Stanford Medicine orthopedic surgeon uses his skills to as head physician for the San Francisco 49ers football team
A Stanford plastic surgeon discusses a little-known treatment for migraines: surgery that involves decompressing a nerve.
Researchers create a blood test to predict a patient's risk for surgical site complications, such as infection.
Lilly Lee's back was severely bent forward because of a spinal condition. Surgeon Serena Hu straightened it.
Researchers at Stanford Medicine have created a computer game to better educate medical students diagnosing patients during surgery.
During cardiac surgery, patients’ blood levels of a substance highly predictive of Alzheimer’s disease jumped more than 5-fold.
Wearing caps labeled with names and roles made it easier for everyone in the operating room to communicate during C-sections, a Stanford study found.

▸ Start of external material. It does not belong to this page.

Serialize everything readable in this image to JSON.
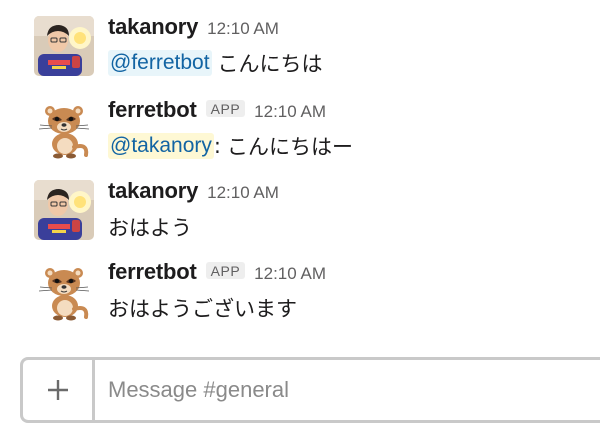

Graeme Rosenberg's illustrations, shared in classes he teaches and on social media, are resonating with fellow surgeons at Stanford and beyond.
Stanford researchers have several projects underway to improve imaging techniques, bracing treatment and surgeries for kids and teens with scoliosis.

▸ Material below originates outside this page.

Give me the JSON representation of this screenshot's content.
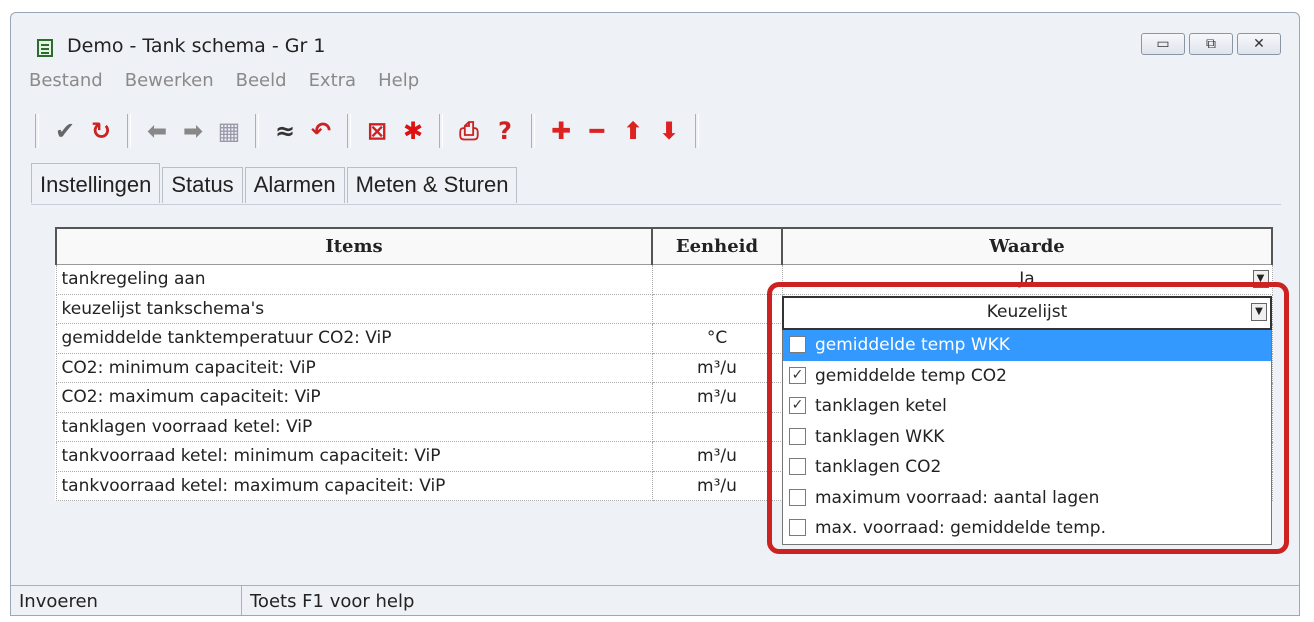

During a stint in Ethiopia, Stanford surgical resident Jared Forrester worked on a surgical infection prevention plan for low- and middle-income countries.
Abdominal adhesions frequently occur after abdominal surgery. Stanford researchers prevented their formation in mice by blocking a molecular pathway.
Stanford pediatric surgeon Janey Pratt converted her dining room to a factory, in order to produce cloth masks to protect people from COVID-19 transmission.
Reece and Alister Sharp, daughters of Stanford neurosurgeon Odette Harris, co-authored a children's book to share their experience.
In a podcast interview, a Stanford Health Care physician leader discusses how the system is keeping patients safe as surgeries and other procedures resume.
College student Bea White writes about her pacemaker-implant surgery, and how her life has changed since having the procedure.
At 19, Bea White learned she needed a pacemaker to speed up her heart, which beat too slowly because of a condition called heart block.